:: Source material
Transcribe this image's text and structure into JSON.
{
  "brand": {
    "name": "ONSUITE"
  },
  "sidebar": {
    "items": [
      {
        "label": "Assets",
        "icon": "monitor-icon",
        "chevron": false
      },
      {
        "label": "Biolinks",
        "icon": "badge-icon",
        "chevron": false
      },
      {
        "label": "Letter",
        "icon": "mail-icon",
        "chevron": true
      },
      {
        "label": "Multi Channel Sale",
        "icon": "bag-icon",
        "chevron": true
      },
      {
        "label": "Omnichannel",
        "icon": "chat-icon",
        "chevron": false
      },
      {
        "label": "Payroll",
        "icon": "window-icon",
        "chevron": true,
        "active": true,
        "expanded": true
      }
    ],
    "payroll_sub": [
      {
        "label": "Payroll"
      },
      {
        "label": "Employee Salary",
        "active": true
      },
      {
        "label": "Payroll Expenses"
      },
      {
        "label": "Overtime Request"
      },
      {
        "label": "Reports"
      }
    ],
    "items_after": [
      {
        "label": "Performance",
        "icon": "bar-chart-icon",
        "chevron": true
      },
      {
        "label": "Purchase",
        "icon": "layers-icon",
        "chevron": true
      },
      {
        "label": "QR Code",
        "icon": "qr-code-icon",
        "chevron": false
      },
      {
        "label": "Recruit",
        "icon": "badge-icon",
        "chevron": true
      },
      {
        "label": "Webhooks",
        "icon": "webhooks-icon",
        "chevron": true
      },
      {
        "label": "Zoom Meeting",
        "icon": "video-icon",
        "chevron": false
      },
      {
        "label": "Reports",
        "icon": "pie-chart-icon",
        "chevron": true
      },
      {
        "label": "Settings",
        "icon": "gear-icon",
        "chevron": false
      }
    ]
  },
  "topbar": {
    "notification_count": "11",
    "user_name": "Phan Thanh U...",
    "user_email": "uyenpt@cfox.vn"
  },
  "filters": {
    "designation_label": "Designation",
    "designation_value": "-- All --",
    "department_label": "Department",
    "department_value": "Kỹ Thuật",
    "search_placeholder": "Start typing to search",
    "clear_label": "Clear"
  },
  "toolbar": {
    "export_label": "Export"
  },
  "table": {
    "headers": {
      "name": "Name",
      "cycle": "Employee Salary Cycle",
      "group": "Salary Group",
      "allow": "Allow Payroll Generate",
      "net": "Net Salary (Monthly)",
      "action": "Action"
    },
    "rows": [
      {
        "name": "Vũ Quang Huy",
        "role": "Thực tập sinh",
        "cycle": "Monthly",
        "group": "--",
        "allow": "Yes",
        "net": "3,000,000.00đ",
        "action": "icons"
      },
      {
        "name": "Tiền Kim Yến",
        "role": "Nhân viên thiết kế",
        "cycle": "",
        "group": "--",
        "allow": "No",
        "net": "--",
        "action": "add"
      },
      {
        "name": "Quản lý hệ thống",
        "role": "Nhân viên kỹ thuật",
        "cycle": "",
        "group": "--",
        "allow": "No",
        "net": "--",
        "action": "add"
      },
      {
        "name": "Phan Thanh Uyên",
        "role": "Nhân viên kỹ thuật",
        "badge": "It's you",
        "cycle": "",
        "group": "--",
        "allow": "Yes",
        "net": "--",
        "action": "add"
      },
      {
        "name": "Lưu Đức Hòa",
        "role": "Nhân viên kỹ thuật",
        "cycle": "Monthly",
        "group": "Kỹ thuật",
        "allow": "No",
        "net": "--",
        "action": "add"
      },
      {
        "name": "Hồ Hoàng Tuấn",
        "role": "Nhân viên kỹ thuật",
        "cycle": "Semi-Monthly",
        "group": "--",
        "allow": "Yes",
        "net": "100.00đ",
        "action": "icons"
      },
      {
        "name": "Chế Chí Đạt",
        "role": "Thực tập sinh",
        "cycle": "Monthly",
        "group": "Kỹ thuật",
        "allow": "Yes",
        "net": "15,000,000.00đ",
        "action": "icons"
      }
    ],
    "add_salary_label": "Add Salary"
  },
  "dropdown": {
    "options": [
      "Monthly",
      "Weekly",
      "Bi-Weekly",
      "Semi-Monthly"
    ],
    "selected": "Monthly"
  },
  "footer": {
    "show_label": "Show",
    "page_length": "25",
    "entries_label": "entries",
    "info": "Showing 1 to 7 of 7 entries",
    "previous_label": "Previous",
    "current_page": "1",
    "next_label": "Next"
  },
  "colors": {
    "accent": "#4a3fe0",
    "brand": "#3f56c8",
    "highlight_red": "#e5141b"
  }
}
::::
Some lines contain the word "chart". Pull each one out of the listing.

        "icon": "bar-chart-icon",
        "icon": "pie-chart-icon",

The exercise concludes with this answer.